Many blemishes are indeed cosmetic and do not meaningfully affect potential for commercial productivity. However, heifers marketed as Show-Me-Select must be free from deformities like frozen ears partly in order to best represent the quality for which the program has come to be recognized. Screening is also increasingly important as growing numbers of heifers are purchased via online auction platforms incorporated into the sale, and prospective buyers do not always have the opportunity to adequately evaluate animals prior to sale.
Graders will ensure that heifers consigned to sanctioned Show-Me-Select sales are free from blemishes. Extension livestock field specialists may also deem blemished heifers ineligible to receive a Show-Me-Select ear tag. In most cases, this would only occur if the blemish impacts commercial productivity or if the blemish is substantial enough so as to reflect poorly on the Show-Me-Select program as a whole.

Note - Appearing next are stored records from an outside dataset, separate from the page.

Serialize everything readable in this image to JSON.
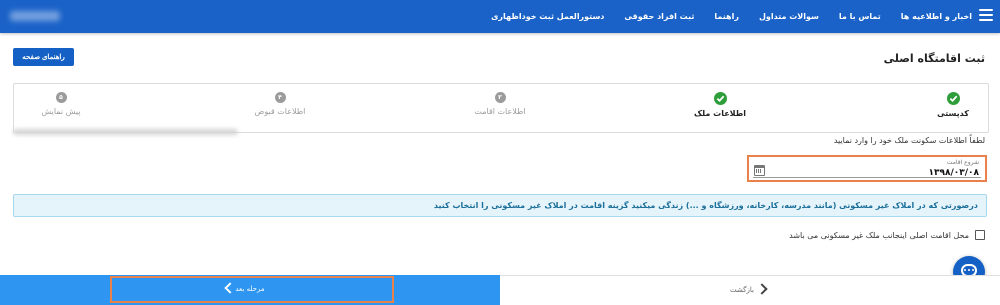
{
  "nav": {
    "items": [
      "اخبار و اطلاعیه ها",
      "تماس با ما",
      "سوالات متداول",
      "راهنما",
      "ثبت افراد حقوقی",
      "دستورالعمل ثبت خوداظهاری"
    ]
  },
  "page": {
    "title": "ثبت اقامتگاه اصلی",
    "guide_button": "راهنمای صفحه"
  },
  "steps": [
    {
      "num": "",
      "label": "کدپستی",
      "status": "done"
    },
    {
      "num": "",
      "label": "اطلاعات ملک",
      "status": "done"
    },
    {
      "num": "۳",
      "label": "اطلاعات اقامت",
      "status": "todo"
    },
    {
      "num": "۴",
      "label": "اطلاعات قبوض",
      "status": "todo"
    },
    {
      "num": "۵",
      "label": "پیش نمایش",
      "status": "todo"
    }
  ],
  "form": {
    "instruction": "لطفاً اطلاعات سکونت ملک خود را وارد نمایید",
    "date_label": "شروع اقامت",
    "date_value": "۱۳۹۸/۰۳/۰۸"
  },
  "info": {
    "text": "درصورتی که در املاک غیر مسکونی (مانند مدرسه، کارخانه، ورزشگاه و ...) زندگی میکنید گزینه اقامت در املاک غیر مسکونی را انتخاب کنید"
  },
  "checkbox": {
    "label": "محل اقامت اصلی اینجانب ملک غیر مسکونی می باشد"
  },
  "footer": {
    "next_label": "مرحله بعد",
    "back_label": "بازگشت"
  },
  "colors": {
    "primary": "#1a62c8",
    "next_button": "#2e96f0",
    "success": "#2e9e3a",
    "highlight": "#e8824a",
    "info_bg": "#e5f4fb"
  }
}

Due to the broad and widely variable nature of blemishes, these decisions are left solely to the discretion of the extension livestock field specialist.
Can heifers’ feet be trimmed so that structural problems are corrected prior to sale?
Hoof trimming of prospective Show-Me-Select heifers is strongly discouraged. Ideally, extension field specialists should have the opportunity to assess heifers’ inherent foot and leg structure when evaluating heifers prior to tagging. Likewise, both the grader and prospective buyers should have the opportunity to evaluate inherent foot and leg structure prior to a sale.
Is there an appeal process for heifers that are screened out of the Show-Me-Select Replacement Heifer Program?
The Missouri Show-Me-Select Replacement Heifer Program is a 501(c)3 organization that relies heavily on University of Missouri Extension and the Missouri Department of Agriculture for guidance and support. With the understanding that Missouri Department of Agriculture graders and University of Missouri Extension livestock field specialists are experts in their field and are independent third parties, these individuals serve as the final decision-makers relative to heifers’ eligibility. Producers are encouraged to view disqualification of heifers as just one step in the process toward improving the quality of replacement heifers they produce. Concerns about the decisions made during the screening process can be directed to Dr. Jordan Thomas, University of Missouri state cow-calf extension specialist: 573-882-1804 or [email protected].
Ultimately, the screening process for heifers in the Show-Me-Select Replacement Heifer Program ensures buyers have the opportunity to purchase reliable, high-quality heifers with potential for a long, productive lifetime. In addition to maintaining the standard of excellence for which the Show-Me-Select brand has come to be known, these standards provide an example to the commercial and seedstock sectors of the beef industry relative to selection and screening criteria appropriate for all replacement females. For more information on enrolling heifers in the Show-Me-Select Replacement Heifer Program, visit the Show-Me-Select webpage at extension.missouri.edu or contact the MU Extension livestock field specialist in your region.